== Task objective ==
Report back every line in the data that includes the string "this".

Items from a data source:
******************************
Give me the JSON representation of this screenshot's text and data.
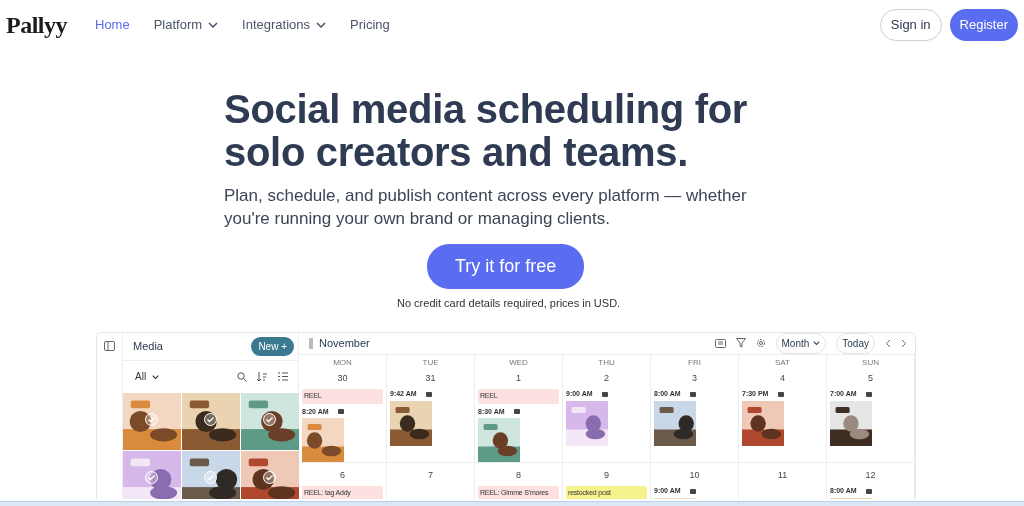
{
  "nav": {
    "logo": "Pallyy",
    "links": [
      {
        "label": "Home",
        "selected": true,
        "dropdown": false
      },
      {
        "label": "Platform",
        "selected": false,
        "dropdown": true
      },
      {
        "label": "Integrations",
        "selected": false,
        "dropdown": true
      },
      {
        "label": "Pricing",
        "selected": false,
        "dropdown": false
      }
    ],
    "sign_in": "Sign in",
    "register": "Register"
  },
  "hero": {
    "title_lines": [
      "Social media scheduling for",
      "solo creators and teams."
    ],
    "subtitle_lines": [
      "Plan, schedule, and publish content across every platform — whether",
      "you're running your own brand or managing clients."
    ],
    "cta": "Try it for free",
    "note": "No credit card details required, prices in USD."
  },
  "app": {
    "media": {
      "title": "Media",
      "new_button": "New +",
      "filter": "All"
    },
    "calendar": {
      "month": "November",
      "view": "Month",
      "today": "Today",
      "days": [
        "MON",
        "TUE",
        "WED",
        "THU",
        "FRI",
        "SAT",
        "SUN"
      ],
      "weeks": [
        [
          {
            "date": "30",
            "items": [
              {
                "kind": "label",
                "text": "REEL",
                "color": "#fde1e1"
              },
              {
                "kind": "post",
                "time": "8:20 AM"
              }
            ]
          },
          {
            "date": "31",
            "items": [
              {
                "kind": "post",
                "time": "9:42 AM"
              }
            ]
          },
          {
            "date": "1",
            "items": [
              {
                "kind": "label",
                "text": "REEL",
                "color": "#fde1e1"
              },
              {
                "kind": "post",
                "time": "8:30 AM"
              }
            ]
          },
          {
            "date": "2",
            "items": [
              {
                "kind": "post",
                "time": "9:00 AM"
              }
            ]
          },
          {
            "date": "3",
            "items": [
              {
                "kind": "post",
                "time": "8:00 AM"
              }
            ]
          },
          {
            "date": "4",
            "items": [
              {
                "kind": "post",
                "time": "7:30 PM"
              }
            ]
          },
          {
            "date": "5",
            "items": [
              {
                "kind": "post",
                "time": "7:00 AM"
              }
            ]
          }
        ],
        [
          {
            "date": "6",
            "items": [
              {
                "kind": "label",
                "text": "REEL: tag Addy",
                "color": "#fde1e1"
              }
            ]
          },
          {
            "date": "7"
          },
          {
            "date": "8",
            "items": [
              {
                "kind": "label",
                "text": "REEL: Gimme S'mores",
                "color": "#fde1e1"
              }
            ]
          },
          {
            "date": "9",
            "items": [
              {
                "kind": "label",
                "text": "restocked post",
                "color": "#f7f38c"
              }
            ]
          },
          {
            "date": "10",
            "items": [
              {
                "kind": "post",
                "time": "9:00 AM"
              }
            ]
          },
          {
            "date": "11"
          },
          {
            "date": "12",
            "items": [
              {
                "kind": "post",
                "time": "8:00 AM"
              }
            ]
          }
        ]
      ]
    }
  }
}
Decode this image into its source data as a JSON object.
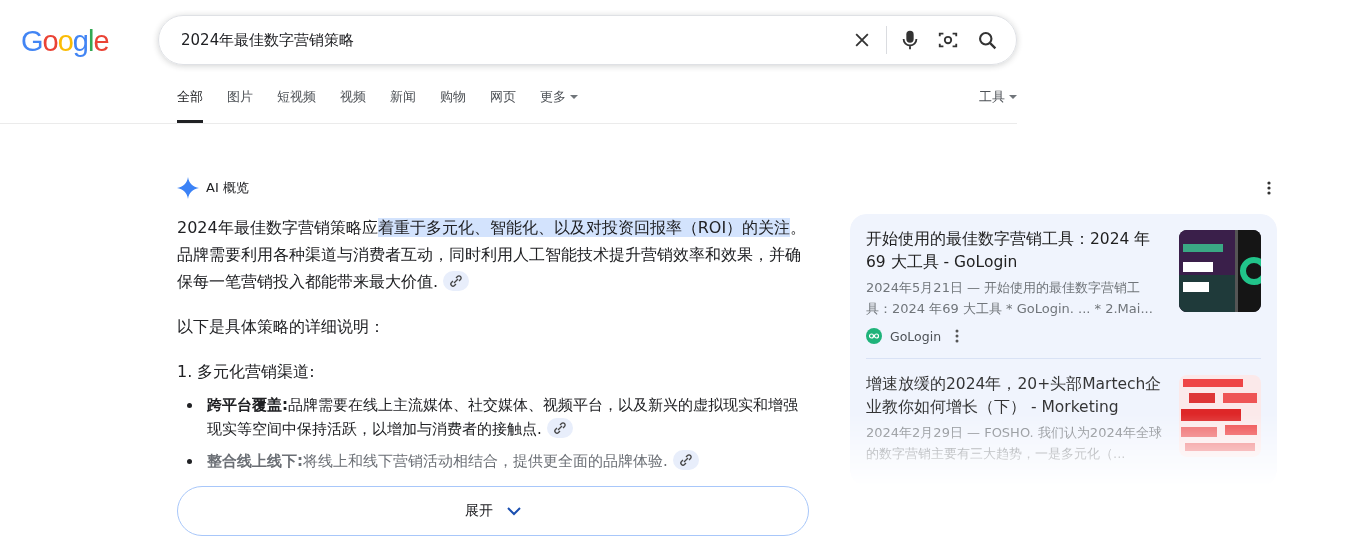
{
  "logo": "Google",
  "search": {
    "value": "2024年最佳数字营销策略"
  },
  "tabs": [
    {
      "label": "全部",
      "selected": true,
      "kind": "tab"
    },
    {
      "label": "图片",
      "selected": false,
      "kind": "tab"
    },
    {
      "label": "短视频",
      "selected": false,
      "kind": "tab"
    },
    {
      "label": "视频",
      "selected": false,
      "kind": "tab"
    },
    {
      "label": "新闻",
      "selected": false,
      "kind": "tab"
    },
    {
      "label": "购物",
      "selected": false,
      "kind": "tab"
    },
    {
      "label": "网页",
      "selected": false,
      "kind": "tab"
    },
    {
      "label": "更多",
      "selected": false,
      "kind": "menu"
    }
  ],
  "tools": "工具",
  "ai_overview": {
    "title": "AI 概览",
    "intro": [
      {
        "text": "2024年最佳数字营销策略应",
        "highlighted": false
      },
      {
        "text": "着重于多元化、智能化、以及对投资回报率（ROI）的关注",
        "highlighted": true
      },
      {
        "text": "。品牌需要利用各种渠道与消费者互动，同时利用人工智能技术提升营销效率和效果，并确保每一笔营销投入都能带来最大价值.",
        "highlighted": false
      }
    ],
    "lead": "以下是具体策略的详细说明：",
    "heading": "1. 多元化营销渠道:",
    "bullets": [
      {
        "text": "**跨平台覆盖:**品牌需要在线上主流媒体、社交媒体、视频平台，以及新兴的虚拟现实和增强现实等空间中保持活跃，以增加与消费者的接触点.",
        "faded": false
      },
      {
        "text": "**整合线上线下:**将线上和线下营销活动相结合，提供更全面的品牌体验.",
        "faded": true
      }
    ],
    "expand": "展开"
  },
  "sources": [
    {
      "title": "开始使用的最佳数字营销工具：2024 年 69 大工具 - GoLogin",
      "snippet": "2024年5月21日 — 开始使用的最佳数字营销工具：2024 年69 大工具 * GoLogin. ... * 2.Mai...",
      "site": "GoLogin",
      "faded": false
    },
    {
      "title": "增速放缓的2024年，20+头部Martech企业教你如何增长（下） - Morketing",
      "snippet": "2024年2月29日 — FOSHO. 我们认为2024年全球的数字营销主要有三大趋势，一是多元化（...",
      "faded": true
    }
  ]
}
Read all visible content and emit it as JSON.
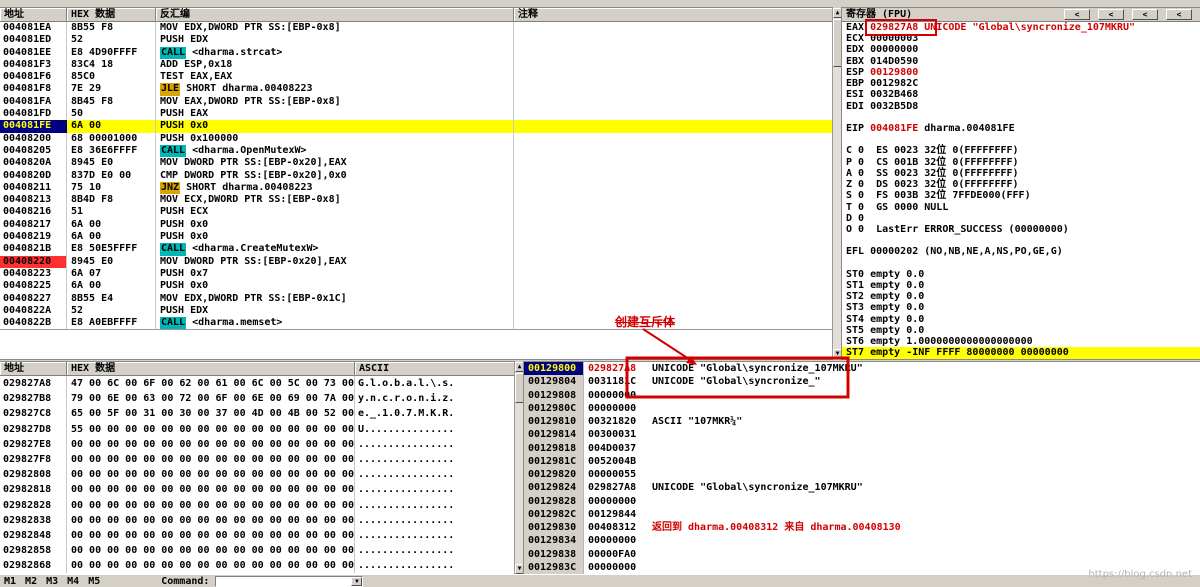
{
  "colors": {
    "accent_red": "#d40000",
    "highlight_yellow": "#ffff00",
    "call_highlight": "#00b6b6",
    "jump_highlight": "#d8a400",
    "selection_navy": "#000080",
    "breakpoint_red": "#ff3030"
  },
  "disasm": {
    "headers": [
      "地址",
      "HEX 数据",
      "反汇编",
      "注释"
    ],
    "rows": [
      {
        "addr": "004081EA",
        "hex": "8B55 F8",
        "asm": "MOV EDX,DWORD PTR SS:[EBP-0x8]"
      },
      {
        "addr": "004081ED",
        "hex": "52",
        "asm": "PUSH EDX"
      },
      {
        "addr": "004081EE",
        "hex": "E8 4D90FFFF",
        "op": "CALL",
        "opstyle": "call",
        "asm": " <dharma.strcat>"
      },
      {
        "addr": "004081F3",
        "hex": "83C4 18",
        "asm": "ADD ESP,0x18"
      },
      {
        "addr": "004081F6",
        "hex": "85C0",
        "asm": "TEST EAX,EAX"
      },
      {
        "addr": "004081F8",
        "hex": "7E 29",
        "op": "JLE",
        "opstyle": "jump",
        "asm": " SHORT dharma.00408223"
      },
      {
        "addr": "004081FA",
        "hex": "8B45 F8",
        "asm": "MOV EAX,DWORD PTR SS:[EBP-0x8]"
      },
      {
        "addr": "004081FD",
        "hex": "50",
        "asm": "PUSH EAX"
      },
      {
        "addr": "004081FE",
        "hex": "6A 00",
        "asm": "PUSH 0x0",
        "rowstyle": "current"
      },
      {
        "addr": "00408200",
        "hex": "68 00001000",
        "asm": "PUSH 0x100000"
      },
      {
        "addr": "00408205",
        "hex": "E8 36E6FFFF",
        "op": "CALL",
        "opstyle": "call",
        "asm": " <dharma.OpenMutexW>"
      },
      {
        "addr": "0040820A",
        "hex": "8945 E0",
        "asm": "MOV DWORD PTR SS:[EBP-0x20],EAX"
      },
      {
        "addr": "0040820D",
        "hex": "837D E0 00",
        "asm": "CMP DWORD PTR SS:[EBP-0x20],0x0"
      },
      {
        "addr": "00408211",
        "hex": "75 10",
        "op": "JNZ",
        "opstyle": "jump",
        "asm": " SHORT dharma.00408223"
      },
      {
        "addr": "00408213",
        "hex": "8B4D F8",
        "asm": "MOV ECX,DWORD PTR SS:[EBP-0x8]"
      },
      {
        "addr": "00408216",
        "hex": "51",
        "asm": "PUSH ECX"
      },
      {
        "addr": "00408217",
        "hex": "6A 00",
        "asm": "PUSH 0x0"
      },
      {
        "addr": "00408219",
        "hex": "6A 00",
        "asm": "PUSH 0x0"
      },
      {
        "addr": "0040821B",
        "hex": "E8 50E5FFFF",
        "op": "CALL",
        "opstyle": "call",
        "asm": " <dharma.CreateMutexW>"
      },
      {
        "addr": "00408220",
        "hex": "8945 E0",
        "asm": "MOV DWORD PTR SS:[EBP-0x20],EAX",
        "rowstyle": "breakpoint"
      },
      {
        "addr": "00408223",
        "hex": "6A 07",
        "asm": "PUSH 0x7"
      },
      {
        "addr": "00408225",
        "hex": "6A 00",
        "asm": "PUSH 0x0"
      },
      {
        "addr": "00408227",
        "hex": "8B55 E4",
        "asm": "MOV EDX,DWORD PTR SS:[EBP-0x1C]"
      },
      {
        "addr": "0040822A",
        "hex": "52",
        "asm": "PUSH EDX"
      },
      {
        "addr": "0040822B",
        "hex": "E8 A0EBFFFF",
        "op": "CALL",
        "opstyle": "call",
        "asm": " <dharma.memset>"
      }
    ]
  },
  "annotation": {
    "label": "创建互斥体"
  },
  "registers": {
    "title": "寄存器 (FPU)",
    "buttons": [
      "<",
      "<",
      "<",
      "<"
    ],
    "lines": [
      {
        "segs": [
          [
            "EAX ",
            "k"
          ],
          [
            "029827A8",
            "r"
          ],
          [
            " UNICODE \"Global\\syncronize_107MKRU\"",
            "r"
          ]
        ]
      },
      {
        "segs": [
          [
            "ECX 00000003",
            "k"
          ]
        ]
      },
      {
        "segs": [
          [
            "EDX 00000000",
            "k"
          ]
        ]
      },
      {
        "segs": [
          [
            "EBX 014D0590",
            "k"
          ]
        ]
      },
      {
        "segs": [
          [
            "ESP ",
            "k"
          ],
          [
            "00129800",
            "r"
          ]
        ]
      },
      {
        "segs": [
          [
            "EBP 0012982C",
            "k"
          ]
        ]
      },
      {
        "segs": [
          [
            "ESI 0032B468",
            "k"
          ]
        ]
      },
      {
        "segs": [
          [
            "EDI 0032B5D8",
            "k"
          ]
        ]
      },
      {
        "segs": []
      },
      {
        "segs": [
          [
            "EIP ",
            "k"
          ],
          [
            "004081FE",
            "r"
          ],
          [
            " dharma.004081FE",
            "k"
          ]
        ]
      },
      {
        "segs": []
      },
      {
        "segs": [
          [
            "C 0  ES 0023 32位 0(FFFFFFFF)",
            "k"
          ]
        ]
      },
      {
        "segs": [
          [
            "P 0  CS 001B 32位 0(FFFFFFFF)",
            "k"
          ]
        ]
      },
      {
        "segs": [
          [
            "A 0  SS 0023 32位 0(FFFFFFFF)",
            "k"
          ]
        ]
      },
      {
        "segs": [
          [
            "Z 0  DS 0023 32位 0(FFFFFFFF)",
            "k"
          ]
        ]
      },
      {
        "segs": [
          [
            "S 0  FS 003B 32位 7FFDE000(FFF)",
            "k"
          ]
        ]
      },
      {
        "segs": [
          [
            "T 0  GS 0000 NULL",
            "k"
          ]
        ]
      },
      {
        "segs": [
          [
            "D 0",
            "k"
          ]
        ]
      },
      {
        "segs": [
          [
            "O 0  LastErr ERROR_SUCCESS (00000000)",
            "k"
          ]
        ]
      },
      {
        "segs": []
      },
      {
        "segs": [
          [
            "EFL 00000202 (NO,NB,NE,A,NS,PO,GE,G)",
            "k"
          ]
        ]
      },
      {
        "segs": []
      },
      {
        "segs": [
          [
            "ST0 empty 0.0",
            "k"
          ]
        ]
      },
      {
        "segs": [
          [
            "ST1 empty 0.0",
            "k"
          ]
        ]
      },
      {
        "segs": [
          [
            "ST2 empty 0.0",
            "k"
          ]
        ]
      },
      {
        "segs": [
          [
            "ST3 empty 0.0",
            "k"
          ]
        ]
      },
      {
        "segs": [
          [
            "ST4 empty 0.0",
            "k"
          ]
        ]
      },
      {
        "segs": [
          [
            "ST5 empty 0.0",
            "k"
          ]
        ]
      },
      {
        "segs": [
          [
            "ST6 empty 1.0000000000000000000",
            "k"
          ]
        ]
      },
      {
        "segs": [
          [
            "ST7 empty -INF FFFF 80000000 00000000",
            "k"
          ]
        ],
        "hl": true
      }
    ]
  },
  "dump": {
    "headers": [
      "地址",
      "HEX 数据",
      "ASCII"
    ],
    "rows": [
      {
        "addr": "029827A8",
        "hex": "47 00 6C 00 6F 00 62 00 61 00 6C 00 5C 00 73 00",
        "ascii": "G.l.o.b.a.l.\\.s."
      },
      {
        "addr": "029827B8",
        "hex": "79 00 6E 00 63 00 72 00 6F 00 6E 00 69 00 7A 00",
        "ascii": "y.n.c.r.o.n.i.z."
      },
      {
        "addr": "029827C8",
        "hex": "65 00 5F 00 31 00 30 00 37 00 4D 00 4B 00 52 00",
        "ascii": "e._.1.0.7.M.K.R."
      },
      {
        "addr": "029827D8",
        "hex": "55 00 00 00 00 00 00 00 00 00 00 00 00 00 00 00",
        "ascii": "U..............."
      },
      {
        "addr": "029827E8",
        "hex": "00 00 00 00 00 00 00 00 00 00 00 00 00 00 00 00",
        "ascii": "................"
      },
      {
        "addr": "029827F8",
        "hex": "00 00 00 00 00 00 00 00 00 00 00 00 00 00 00 00",
        "ascii": "................"
      },
      {
        "addr": "02982808",
        "hex": "00 00 00 00 00 00 00 00 00 00 00 00 00 00 00 00",
        "ascii": "................"
      },
      {
        "addr": "02982818",
        "hex": "00 00 00 00 00 00 00 00 00 00 00 00 00 00 00 00",
        "ascii": "................"
      },
      {
        "addr": "02982828",
        "hex": "00 00 00 00 00 00 00 00 00 00 00 00 00 00 00 00",
        "ascii": "................"
      },
      {
        "addr": "02982838",
        "hex": "00 00 00 00 00 00 00 00 00 00 00 00 00 00 00 00",
        "ascii": "................"
      },
      {
        "addr": "02982848",
        "hex": "00 00 00 00 00 00 00 00 00 00 00 00 00 00 00 00",
        "ascii": "................"
      },
      {
        "addr": "02982858",
        "hex": "00 00 00 00 00 00 00 00 00 00 00 00 00 00 00 00",
        "ascii": "................"
      },
      {
        "addr": "02982868",
        "hex": "00 00 00 00 00 00 00 00 00 00 00 00 00 00 00 00",
        "ascii": "................"
      }
    ]
  },
  "stack": {
    "rows": [
      {
        "addr": "00129800",
        "value": "029827A8",
        "comment": "UNICODE \"Global\\syncronize_107MKRU\"",
        "sel": true,
        "vred": true
      },
      {
        "addr": "00129804",
        "value": "0031181C",
        "comment": "UNICODE \"Global\\syncronize_\""
      },
      {
        "addr": "00129808",
        "value": "00000000",
        "comment": ""
      },
      {
        "addr": "0012980C",
        "value": "00000000",
        "comment": ""
      },
      {
        "addr": "00129810",
        "value": "00321820",
        "comment": "ASCII \"107MKR¼\""
      },
      {
        "addr": "00129814",
        "value": "00300031",
        "comment": ""
      },
      {
        "addr": "00129818",
        "value": "004D0037",
        "comment": ""
      },
      {
        "addr": "0012981C",
        "value": "0052004B",
        "comment": ""
      },
      {
        "addr": "00129820",
        "value": "00000055",
        "comment": ""
      },
      {
        "addr": "00129824",
        "value": "029827A8",
        "comment": "UNICODE \"Global\\syncronize_107MKRU\""
      },
      {
        "addr": "00129828",
        "value": "00000000",
        "comment": ""
      },
      {
        "addr": "0012982C",
        "value": "00129844",
        "comment": ""
      },
      {
        "addr": "00129830",
        "value": "00408312",
        "comment": "返回到 dharma.00408312 来自 dharma.00408130",
        "cred": true
      },
      {
        "addr": "00129834",
        "value": "00000000",
        "comment": ""
      },
      {
        "addr": "00129838",
        "value": "00000FA0",
        "comment": ""
      },
      {
        "addr": "0012983C",
        "value": "00000000",
        "comment": ""
      }
    ]
  },
  "bottom": {
    "tabs": [
      "M1",
      "M2",
      "M3",
      "M4",
      "M5"
    ],
    "command_label": "Command:",
    "command_value": ""
  },
  "watermark": "https://blog.csdn.net"
}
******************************
== Result of the exercise ==
Give me the JSON representation of this screenshot's text and data.
Decode this image into its source data as a JSON object.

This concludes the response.